Exercise brief - All of the data below should come back exactly as written, minus its images.

Given records -
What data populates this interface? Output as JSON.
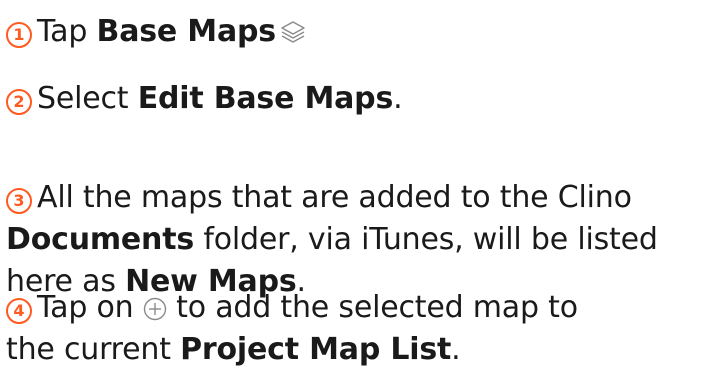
{
  "colors": {
    "badge": "#ff5a1f",
    "text": "#1a1a1a",
    "icon": "#8a8a8a"
  },
  "steps": [
    {
      "number": "1",
      "prefix": "Tap ",
      "bold": "Base Maps",
      "icon": "layers-icon"
    },
    {
      "number": "2",
      "prefix": "Select ",
      "bold": "Edit Base Maps",
      "suffix": "."
    },
    {
      "number": "3",
      "line1": "All the maps that are added to the Clino",
      "bold1": "Documents",
      "rest1": " folder, via iTunes, will be listed",
      "line3_prefix": "here as ",
      "bold2": "New Maps",
      "suffix": "."
    },
    {
      "number": "4",
      "prefix": "Tap on ",
      "icon": "plus-circle-icon",
      "rest": " to add the selected map to",
      "line2_prefix": "the current ",
      "bold": "Project Map List",
      "suffix": "."
    }
  ]
}
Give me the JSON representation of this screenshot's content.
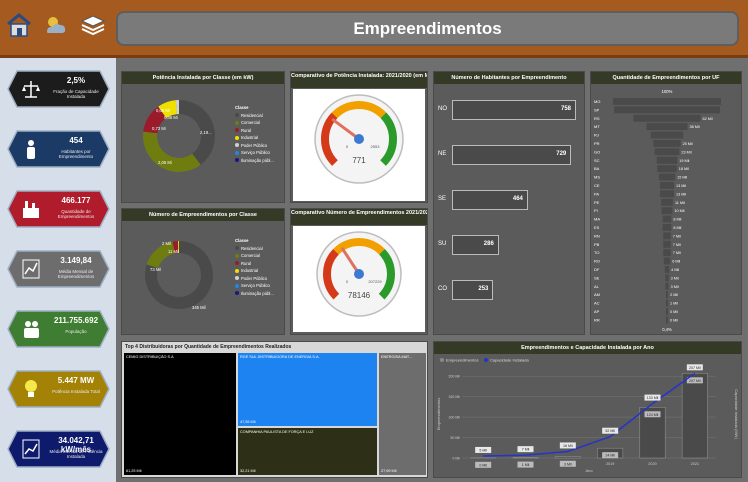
{
  "title": "Empreendimentos",
  "colors": {
    "topbar": "#a55a1f",
    "panel": "#5b5b5b",
    "header": "#353a26",
    "residencial": "#4a4a4a",
    "comercial": "#6f7d10",
    "rural": "#9a1c2c",
    "industrial": "#f0e000",
    "servico": "#1e88e5",
    "iluminacao": "#16188a",
    "poder": "#d0d0d0"
  },
  "kpis": [
    {
      "value": "2,5%",
      "label": "Fração de Capacidade Instalada",
      "color": "#1c1c1c",
      "icon": "scale-icon"
    },
    {
      "value": "454",
      "label": "Habitantes por Empreendimento",
      "color": "#1c3a66",
      "icon": "person-icon"
    },
    {
      "value": "466.177",
      "label": "Quantidade de Empreendimentos",
      "color": "#b01c2c",
      "icon": "plant-icon"
    },
    {
      "value": "3.149,84",
      "label": "Média Mensal de Empreendimentos",
      "color": "#6d6d6d",
      "icon": "chart-icon"
    },
    {
      "value": "211.755.692",
      "label": "População",
      "color": "#3e7d32",
      "icon": "people-icon"
    },
    {
      "value": "5.447 MW",
      "label": "Potência Instalada Total",
      "color": "#a48206",
      "icon": "bulb-icon"
    },
    {
      "value": "34.042,71 kW/mês",
      "label": "Média Mensal de Potência Instalada",
      "color": "#0e1a6b",
      "icon": "chart-trend-icon"
    }
  ],
  "panels": {
    "pot_classe": "Potência Instalada por Classe (em kW)",
    "comp_pot": "Comparativo de Potência Instalada: 2021/2020 (em MW)",
    "habitantes": "Número de Habitantes por Empreendimento",
    "qtd_uf": "Quantidade de Empreendimentos por UF",
    "num_classe": "Número de Empreendimentos por Classe",
    "comp_num": "Comparativo Número de Empreendimentos 2021/2020",
    "top_dist": "Top 4 Distribuidoras por Quantidade de Empreendimentos Realizados",
    "emp_cap": "Empreendimentos e Capacidade Instalada por Ano"
  },
  "legend": {
    "title": "Classe",
    "items": [
      "Residencial",
      "Comercial",
      "Rural",
      "Industrial",
      "Poder Público",
      "Serviço Público",
      "Iluminação públ..."
    ]
  },
  "chart_data": [
    {
      "type": "pie",
      "title": "Potência Instalada por Classe (em kW)",
      "labels": [
        "Residencial",
        "Comercial",
        "Rural",
        "Industrial",
        "Poder Público"
      ],
      "value_labels": [
        "2,19...",
        "2,05 Mi",
        "0,73 Mi",
        "0,46 Mi",
        "0,08 Mi"
      ],
      "values": [
        2.19,
        2.05,
        0.73,
        0.46,
        0.08
      ]
    },
    {
      "type": "gauge",
      "title": "Comparativo de Potência Instalada: 2021/2020 (em MW)",
      "value": 771,
      "min": "0",
      "max": "2553",
      "target": 2553
    },
    {
      "type": "bar",
      "title": "Número de Habitantes por Empreendimento",
      "categories": [
        "NO",
        "NE",
        "SE",
        "SU",
        "CO"
      ],
      "values": [
        758,
        729,
        464,
        286,
        253
      ]
    },
    {
      "type": "bar",
      "title": "Quantidade de Empreendimentos por UF",
      "top_label": "100%",
      "bottom_label": "0,4%",
      "categories": [
        "MG",
        "SP",
        "RS",
        "MT",
        "RJ",
        "PR",
        "GO",
        "SC",
        "BA",
        "MS",
        "CE",
        "PA",
        "PE",
        "PI",
        "MA",
        "ES",
        "RN",
        "PB",
        "TO",
        "RO",
        "DF",
        "SE",
        "AL",
        "AM",
        "AC",
        "AP",
        "RR"
      ],
      "value_labels": [
        "",
        "",
        "62 Mil",
        "38 Mil",
        "",
        "25 Mil",
        "23 Mil",
        "19 Mil",
        "18 Mil",
        "15 Mil",
        "13 Mil",
        "13 Mil",
        "11 Mil",
        "10 Mil",
        "8 Mil",
        "8 Mil",
        "7 Mil",
        "7 Mil",
        "7 Mil",
        "6 Mil",
        "4 Mil",
        "3 Mil",
        "3 Mil",
        "2 Mil",
        "1 Mil",
        "0 Mil",
        "0 Mil"
      ],
      "values": [
        100,
        98,
        62,
        38,
        30,
        25,
        23,
        19,
        18,
        15,
        13,
        13,
        11,
        10,
        8,
        8,
        7,
        7,
        7,
        6,
        4,
        3,
        3,
        2,
        1,
        0.5,
        0.4
      ]
    },
    {
      "type": "pie",
      "title": "Número de Empreendimentos por Classe",
      "value_labels": [
        "345 Mil",
        "73 Mil",
        "11 Mil",
        "2 Mil"
      ],
      "values": [
        345,
        73,
        11,
        2
      ]
    },
    {
      "type": "gauge",
      "title": "Comparativo Número de Empreendimentos 2021/2020",
      "value": 78146,
      "min": "0",
      "max": "207229",
      "target": 207229
    },
    {
      "type": "table",
      "title": "Top 4 Distribuidoras por Quantidade de Empreendimentos Realizados",
      "items": [
        {
          "name": "CEMIG DISTRIBUIÇÃO S.A",
          "value": "61,25 Mil"
        },
        {
          "name": "RGE SUL DISTRIBUIDORA DE ENERGIA S.A.",
          "value": "47,55 Mil"
        },
        {
          "name": "COMPANHIA PAULISTA DE FORÇA E LUZ",
          "value": "32,21 Mil"
        },
        {
          "name": "ENERGISA MAT...",
          "value": "27,99 Mil"
        }
      ]
    },
    {
      "type": "bar",
      "title": "Empreendimentos e Capacidade Instalada por Ano",
      "legend": [
        "Empreendimentos",
        "Capacidade Instalada"
      ],
      "xlabel": "Ano",
      "ylabel": "Empreendimentos",
      "y2label": "Capacidade Instalada (MW)",
      "yticks": [
        "0 Mil",
        "50 Mil",
        "100 Mil",
        "150 Mil",
        "200 Mil"
      ],
      "categories": [
        "2016",
        "2017",
        "2018",
        "2019",
        "2020",
        "2021"
      ],
      "bar_labels": [
        "0 Mil",
        "1 Mil",
        "3 Mil",
        "24 Mil",
        "124 Mil",
        "207 Mil"
      ],
      "line_labels": [
        "5 Mil",
        "7 Mil",
        "16 Mil",
        "52 Mil",
        "133 Mil",
        "207 Mil"
      ],
      "values": [
        0.4,
        1,
        3,
        24,
        124,
        207
      ],
      "line": [
        5,
        7,
        16,
        52,
        133,
        207
      ]
    }
  ]
}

Exercise solution -
What data populates this interface? Output as JSON.
{
  "colors": {
    "badge": "#ff5a1f",
    "text": "#1a1a1a",
    "icon": "#8a8a8a"
  },
  "steps": [
    {
      "number": "1",
      "prefix": "Tap ",
      "bold": "Base Maps",
      "icon": "layers-icon"
    },
    {
      "number": "2",
      "prefix": "Select ",
      "bold": "Edit Base Maps",
      "suffix": "."
    },
    {
      "number": "3",
      "line1": "All the maps that are added to the Clino",
      "bold1": "Documents",
      "rest1": " folder, via iTunes, will be listed",
      "line3_prefix": "here as ",
      "bold2": "New Maps",
      "suffix": "."
    },
    {
      "number": "4",
      "prefix": "Tap on ",
      "icon": "plus-circle-icon",
      "rest": " to add the selected map to",
      "line2_prefix": "the current ",
      "bold": "Project Map List",
      "suffix": "."
    }
  ]
}
Give me the JSON representation of this screenshot's content.
{
  "title": "Empreendimentos",
  "colors": {
    "topbar": "#a55a1f",
    "panel": "#5b5b5b",
    "header": "#353a26",
    "residencial": "#4a4a4a",
    "comercial": "#6f7d10",
    "rural": "#9a1c2c",
    "industrial": "#f0e000",
    "servico": "#1e88e5",
    "iluminacao": "#16188a",
    "poder": "#d0d0d0"
  },
  "kpis": [
    {
      "value": "2,5%",
      "label": "Fração de Capacidade Instalada",
      "color": "#1c1c1c",
      "icon": "scale-icon"
    },
    {
      "value": "454",
      "label": "Habitantes por Empreendimento",
      "color": "#1c3a66",
      "icon": "person-icon"
    },
    {
      "value": "466.177",
      "label": "Quantidade de Empreendimentos",
      "color": "#b01c2c",
      "icon": "plant-icon"
    },
    {
      "value": "3.149,84",
      "label": "Média Mensal de Empreendimentos",
      "color": "#6d6d6d",
      "icon": "chart-icon"
    },
    {
      "value": "211.755.692",
      "label": "População",
      "color": "#3e7d32",
      "icon": "people-icon"
    },
    {
      "value": "5.447 MW",
      "label": "Potência Instalada Total",
      "color": "#a48206",
      "icon": "bulb-icon"
    },
    {
      "value": "34.042,71 kW/mês",
      "label": "Média Mensal de Potência Instalada",
      "color": "#0e1a6b",
      "icon": "chart-trend-icon"
    }
  ],
  "panels": {
    "pot_classe": "Potência Instalada por Classe (em kW)",
    "comp_pot": "Comparativo de Potência Instalada: 2021/2020 (em MW)",
    "habitantes": "Número de Habitantes por Empreendimento",
    "qtd_uf": "Quantidade de Empreendimentos por UF",
    "num_classe": "Número de Empreendimentos por Classe",
    "comp_num": "Comparativo Número de Empreendimentos 2021/2020",
    "top_dist": "Top 4 Distribuidoras por Quantidade de Empreendimentos Realizados",
    "emp_cap": "Empreendimentos e Capacidade Instalada por Ano"
  },
  "legend": {
    "title": "Classe",
    "items": [
      "Residencial",
      "Comercial",
      "Rural",
      "Industrial",
      "Poder Público",
      "Serviço Público",
      "Iluminação públ..."
    ]
  },
  "chart_data": [
    {
      "type": "pie",
      "title": "Potência Instalada por Classe (em kW)",
      "labels": [
        "Residencial",
        "Comercial",
        "Rural",
        "Industrial",
        "Poder Público"
      ],
      "value_labels": [
        "2,19...",
        "2,05 Mi",
        "0,73 Mi",
        "0,46 Mi",
        "0,08 Mi"
      ],
      "values": [
        2.19,
        2.05,
        0.73,
        0.46,
        0.08
      ]
    },
    {
      "type": "gauge",
      "title": "Comparativo de Potência Instalada: 2021/2020 (em MW)",
      "value": 771,
      "min": "0",
      "max": "2553",
      "target": 2553
    },
    {
      "type": "bar",
      "title": "Número de Habitantes por Empreendimento",
      "categories": [
        "NO",
        "NE",
        "SE",
        "SU",
        "CO"
      ],
      "values": [
        758,
        729,
        464,
        286,
        253
      ]
    },
    {
      "type": "bar",
      "title": "Quantidade de Empreendimentos por UF",
      "top_label": "100%",
      "bottom_label": "0,4%",
      "categories": [
        "MG",
        "SP",
        "RS",
        "MT",
        "RJ",
        "PR",
        "GO",
        "SC",
        "BA",
        "MS",
        "CE",
        "PA",
        "PE",
        "PI",
        "MA",
        "ES",
        "RN",
        "PB",
        "TO",
        "RO",
        "DF",
        "SE",
        "AL",
        "AM",
        "AC",
        "AP",
        "RR"
      ],
      "value_labels": [
        "",
        "",
        "62 Mil",
        "38 Mil",
        "",
        "25 Mil",
        "23 Mil",
        "19 Mil",
        "18 Mil",
        "15 Mil",
        "13 Mil",
        "13 Mil",
        "11 Mil",
        "10 Mil",
        "8 Mil",
        "8 Mil",
        "7 Mil",
        "7 Mil",
        "7 Mil",
        "6 Mil",
        "4 Mil",
        "3 Mil",
        "3 Mil",
        "2 Mil",
        "1 Mil",
        "0 Mil",
        "0 Mil"
      ],
      "values": [
        100,
        98,
        62,
        38,
        30,
        25,
        23,
        19,
        18,
        15,
        13,
        13,
        11,
        10,
        8,
        8,
        7,
        7,
        7,
        6,
        4,
        3,
        3,
        2,
        1,
        0.5,
        0.4
      ]
    },
    {
      "type": "pie",
      "title": "Número de Empreendimentos por Classe",
      "value_labels": [
        "345 Mil",
        "73 Mil",
        "11 Mil",
        "2 Mil"
      ],
      "values": [
        345,
        73,
        11,
        2
      ]
    },
    {
      "type": "gauge",
      "title": "Comparativo Número de Empreendimentos 2021/2020",
      "value": 78146,
      "min": "0",
      "max": "207229",
      "target": 207229
    },
    {
      "type": "table",
      "title": "Top 4 Distribuidoras por Quantidade de Empreendimentos Realizados",
      "items": [
        {
          "name": "CEMIG DISTRIBUIÇÃO S.A",
          "value": "61,25 Mil"
        },
        {
          "name": "RGE SUL DISTRIBUIDORA DE ENERGIA S.A.",
          "value": "47,55 Mil"
        },
        {
          "name": "COMPANHIA PAULISTA DE FORÇA E LUZ",
          "value": "32,21 Mil"
        },
        {
          "name": "ENERGISA MAT...",
          "value": "27,99 Mil"
        }
      ]
    },
    {
      "type": "bar",
      "title": "Empreendimentos e Capacidade Instalada por Ano",
      "legend": [
        "Empreendimentos",
        "Capacidade Instalada"
      ],
      "xlabel": "Ano",
      "ylabel": "Empreendimentos",
      "y2label": "Capacidade Instalada (MW)",
      "yticks": [
        "0 Mil",
        "50 Mil",
        "100 Mil",
        "150 Mil",
        "200 Mil"
      ],
      "categories": [
        "2016",
        "2017",
        "2018",
        "2019",
        "2020",
        "2021"
      ],
      "bar_labels": [
        "0 Mil",
        "1 Mil",
        "3 Mil",
        "24 Mil",
        "124 Mil",
        "207 Mil"
      ],
      "line_labels": [
        "5 Mil",
        "7 Mil",
        "16 Mil",
        "52 Mil",
        "133 Mil",
        "207 Mil"
      ],
      "values": [
        0.4,
        1,
        3,
        24,
        124,
        207
      ],
      "line": [
        5,
        7,
        16,
        52,
        133,
        207
      ]
    }
  ]
}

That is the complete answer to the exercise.